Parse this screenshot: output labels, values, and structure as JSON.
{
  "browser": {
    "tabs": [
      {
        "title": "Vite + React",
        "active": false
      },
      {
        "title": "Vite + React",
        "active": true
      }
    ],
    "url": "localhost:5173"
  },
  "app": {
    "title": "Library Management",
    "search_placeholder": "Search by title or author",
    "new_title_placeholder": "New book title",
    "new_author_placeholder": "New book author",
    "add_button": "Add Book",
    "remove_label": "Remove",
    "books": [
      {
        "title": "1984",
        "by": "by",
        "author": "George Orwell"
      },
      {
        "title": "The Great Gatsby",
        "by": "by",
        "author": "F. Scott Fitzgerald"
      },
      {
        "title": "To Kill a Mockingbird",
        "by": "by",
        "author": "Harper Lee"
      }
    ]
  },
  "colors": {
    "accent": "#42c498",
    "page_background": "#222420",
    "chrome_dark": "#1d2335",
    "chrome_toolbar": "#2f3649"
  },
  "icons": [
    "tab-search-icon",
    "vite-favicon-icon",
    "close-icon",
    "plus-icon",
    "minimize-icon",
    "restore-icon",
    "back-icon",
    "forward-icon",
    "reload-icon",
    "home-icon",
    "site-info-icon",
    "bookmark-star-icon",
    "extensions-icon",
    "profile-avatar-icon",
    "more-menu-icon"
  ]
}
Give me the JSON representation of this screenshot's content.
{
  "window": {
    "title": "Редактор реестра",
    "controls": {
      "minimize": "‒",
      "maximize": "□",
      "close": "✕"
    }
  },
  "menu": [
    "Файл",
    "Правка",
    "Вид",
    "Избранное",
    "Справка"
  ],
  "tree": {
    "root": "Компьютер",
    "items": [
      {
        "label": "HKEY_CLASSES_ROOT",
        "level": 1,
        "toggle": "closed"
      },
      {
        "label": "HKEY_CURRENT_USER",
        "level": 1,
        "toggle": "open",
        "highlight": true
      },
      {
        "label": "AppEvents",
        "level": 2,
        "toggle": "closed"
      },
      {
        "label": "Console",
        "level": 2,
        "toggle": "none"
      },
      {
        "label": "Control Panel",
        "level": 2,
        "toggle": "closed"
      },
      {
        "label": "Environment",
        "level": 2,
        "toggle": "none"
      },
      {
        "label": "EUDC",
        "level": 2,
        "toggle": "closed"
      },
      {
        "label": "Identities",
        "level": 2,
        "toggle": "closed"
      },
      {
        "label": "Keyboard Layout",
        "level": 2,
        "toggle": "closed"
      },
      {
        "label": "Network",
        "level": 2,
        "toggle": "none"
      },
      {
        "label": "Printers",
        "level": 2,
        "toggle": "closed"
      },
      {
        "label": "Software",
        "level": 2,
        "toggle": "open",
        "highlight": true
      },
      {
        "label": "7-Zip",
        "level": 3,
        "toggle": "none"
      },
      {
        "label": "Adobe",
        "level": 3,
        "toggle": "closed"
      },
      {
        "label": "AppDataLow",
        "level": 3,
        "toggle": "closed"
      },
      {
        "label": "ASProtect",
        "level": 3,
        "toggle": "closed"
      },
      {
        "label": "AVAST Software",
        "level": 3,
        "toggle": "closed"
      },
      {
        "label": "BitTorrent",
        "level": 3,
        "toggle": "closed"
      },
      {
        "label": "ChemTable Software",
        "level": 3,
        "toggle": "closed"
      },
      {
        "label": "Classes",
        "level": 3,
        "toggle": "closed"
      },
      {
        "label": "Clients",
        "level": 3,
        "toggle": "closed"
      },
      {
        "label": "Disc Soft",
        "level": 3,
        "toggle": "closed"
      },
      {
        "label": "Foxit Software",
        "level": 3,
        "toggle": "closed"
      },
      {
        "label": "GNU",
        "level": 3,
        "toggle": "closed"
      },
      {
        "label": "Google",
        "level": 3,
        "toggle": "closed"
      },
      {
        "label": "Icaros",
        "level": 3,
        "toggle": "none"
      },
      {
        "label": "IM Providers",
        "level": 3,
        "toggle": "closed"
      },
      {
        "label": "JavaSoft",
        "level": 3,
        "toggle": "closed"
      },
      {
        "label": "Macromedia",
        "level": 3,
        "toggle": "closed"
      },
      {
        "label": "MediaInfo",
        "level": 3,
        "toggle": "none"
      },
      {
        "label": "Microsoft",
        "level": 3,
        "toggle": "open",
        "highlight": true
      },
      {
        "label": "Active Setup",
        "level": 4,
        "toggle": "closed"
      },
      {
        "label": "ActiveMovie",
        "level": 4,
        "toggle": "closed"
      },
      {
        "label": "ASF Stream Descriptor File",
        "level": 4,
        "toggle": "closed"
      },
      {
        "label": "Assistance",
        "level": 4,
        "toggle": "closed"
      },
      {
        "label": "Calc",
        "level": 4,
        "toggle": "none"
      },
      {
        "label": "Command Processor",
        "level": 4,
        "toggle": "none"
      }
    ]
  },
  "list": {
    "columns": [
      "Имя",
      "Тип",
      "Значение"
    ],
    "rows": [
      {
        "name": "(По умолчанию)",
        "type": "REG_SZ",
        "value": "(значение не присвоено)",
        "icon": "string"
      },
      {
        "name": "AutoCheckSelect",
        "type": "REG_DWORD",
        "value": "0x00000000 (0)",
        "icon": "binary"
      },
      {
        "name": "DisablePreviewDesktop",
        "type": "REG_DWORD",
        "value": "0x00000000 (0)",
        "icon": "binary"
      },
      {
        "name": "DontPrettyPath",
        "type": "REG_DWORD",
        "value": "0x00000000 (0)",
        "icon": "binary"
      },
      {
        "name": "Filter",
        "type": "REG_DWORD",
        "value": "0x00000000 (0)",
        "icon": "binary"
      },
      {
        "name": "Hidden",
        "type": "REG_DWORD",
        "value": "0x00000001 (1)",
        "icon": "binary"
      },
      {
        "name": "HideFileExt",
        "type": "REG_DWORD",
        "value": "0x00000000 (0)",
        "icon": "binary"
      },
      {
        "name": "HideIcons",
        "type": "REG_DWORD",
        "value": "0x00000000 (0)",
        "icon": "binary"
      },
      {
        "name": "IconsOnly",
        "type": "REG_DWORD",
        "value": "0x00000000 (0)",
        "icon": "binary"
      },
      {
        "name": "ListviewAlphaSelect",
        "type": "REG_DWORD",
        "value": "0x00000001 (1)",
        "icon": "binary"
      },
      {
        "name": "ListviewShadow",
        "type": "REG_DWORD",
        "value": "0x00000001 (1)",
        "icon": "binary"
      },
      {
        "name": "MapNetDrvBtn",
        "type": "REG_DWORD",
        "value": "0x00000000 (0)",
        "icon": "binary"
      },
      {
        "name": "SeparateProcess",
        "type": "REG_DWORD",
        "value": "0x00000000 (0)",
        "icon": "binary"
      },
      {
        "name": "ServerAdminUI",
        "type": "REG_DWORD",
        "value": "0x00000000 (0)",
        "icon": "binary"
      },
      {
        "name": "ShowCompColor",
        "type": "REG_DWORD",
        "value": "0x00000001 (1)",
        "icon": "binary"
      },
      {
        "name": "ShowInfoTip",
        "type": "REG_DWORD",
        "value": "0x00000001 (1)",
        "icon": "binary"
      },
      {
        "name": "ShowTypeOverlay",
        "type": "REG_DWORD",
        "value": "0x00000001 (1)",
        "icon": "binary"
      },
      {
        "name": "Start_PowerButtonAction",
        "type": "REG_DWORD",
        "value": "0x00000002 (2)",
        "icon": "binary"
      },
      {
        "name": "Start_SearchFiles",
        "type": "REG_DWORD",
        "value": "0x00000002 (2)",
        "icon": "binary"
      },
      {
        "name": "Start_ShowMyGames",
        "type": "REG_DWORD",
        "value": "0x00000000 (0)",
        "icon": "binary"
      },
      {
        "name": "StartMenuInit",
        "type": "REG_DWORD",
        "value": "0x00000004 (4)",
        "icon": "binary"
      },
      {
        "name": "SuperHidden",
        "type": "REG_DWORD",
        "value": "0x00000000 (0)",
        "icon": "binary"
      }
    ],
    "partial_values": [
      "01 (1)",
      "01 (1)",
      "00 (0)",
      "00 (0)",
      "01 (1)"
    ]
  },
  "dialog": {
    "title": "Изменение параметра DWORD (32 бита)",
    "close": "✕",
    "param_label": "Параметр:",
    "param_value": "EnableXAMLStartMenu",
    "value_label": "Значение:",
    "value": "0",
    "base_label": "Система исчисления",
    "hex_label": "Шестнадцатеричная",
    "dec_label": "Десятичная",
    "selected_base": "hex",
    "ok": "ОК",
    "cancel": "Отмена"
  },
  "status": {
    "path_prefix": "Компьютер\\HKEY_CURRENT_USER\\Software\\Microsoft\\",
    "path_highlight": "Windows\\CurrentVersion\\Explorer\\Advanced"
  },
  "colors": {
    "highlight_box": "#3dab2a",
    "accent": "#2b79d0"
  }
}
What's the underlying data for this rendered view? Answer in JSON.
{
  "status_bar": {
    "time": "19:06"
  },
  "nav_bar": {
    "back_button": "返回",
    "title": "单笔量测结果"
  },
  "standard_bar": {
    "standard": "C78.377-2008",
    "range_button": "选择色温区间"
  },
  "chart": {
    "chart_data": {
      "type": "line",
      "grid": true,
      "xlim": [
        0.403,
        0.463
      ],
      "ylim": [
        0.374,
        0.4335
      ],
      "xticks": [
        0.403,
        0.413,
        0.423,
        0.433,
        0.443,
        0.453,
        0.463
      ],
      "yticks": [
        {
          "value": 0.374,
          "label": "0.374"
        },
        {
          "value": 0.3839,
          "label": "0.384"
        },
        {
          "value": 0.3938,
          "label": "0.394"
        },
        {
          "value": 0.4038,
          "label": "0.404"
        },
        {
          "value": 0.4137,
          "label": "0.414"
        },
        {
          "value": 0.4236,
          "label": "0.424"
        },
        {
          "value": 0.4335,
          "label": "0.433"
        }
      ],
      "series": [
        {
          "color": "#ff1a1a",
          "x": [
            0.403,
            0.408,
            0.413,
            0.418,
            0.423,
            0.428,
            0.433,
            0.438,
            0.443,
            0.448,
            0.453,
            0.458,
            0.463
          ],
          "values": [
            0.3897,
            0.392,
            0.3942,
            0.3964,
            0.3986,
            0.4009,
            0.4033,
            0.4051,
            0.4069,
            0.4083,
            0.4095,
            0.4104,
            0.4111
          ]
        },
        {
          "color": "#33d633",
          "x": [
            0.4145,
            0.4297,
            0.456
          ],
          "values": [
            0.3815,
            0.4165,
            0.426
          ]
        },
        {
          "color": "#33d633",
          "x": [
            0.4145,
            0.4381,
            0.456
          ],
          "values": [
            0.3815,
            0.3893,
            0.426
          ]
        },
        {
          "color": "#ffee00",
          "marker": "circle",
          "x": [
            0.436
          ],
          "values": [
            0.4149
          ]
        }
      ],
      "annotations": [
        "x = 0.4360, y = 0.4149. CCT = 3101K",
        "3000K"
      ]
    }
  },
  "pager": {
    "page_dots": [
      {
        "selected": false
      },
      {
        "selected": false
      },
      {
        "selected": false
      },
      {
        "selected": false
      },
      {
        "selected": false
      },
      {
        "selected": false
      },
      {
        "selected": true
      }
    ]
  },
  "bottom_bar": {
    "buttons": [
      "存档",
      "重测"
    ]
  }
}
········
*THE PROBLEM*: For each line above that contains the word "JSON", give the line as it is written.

*ANSWER*:
Parse this screenshot: output labels, values, and structure as JSON.
Give me the JSON representation of this screenshot's content.
What's the underlying data for this rendered view? Answer in JSON.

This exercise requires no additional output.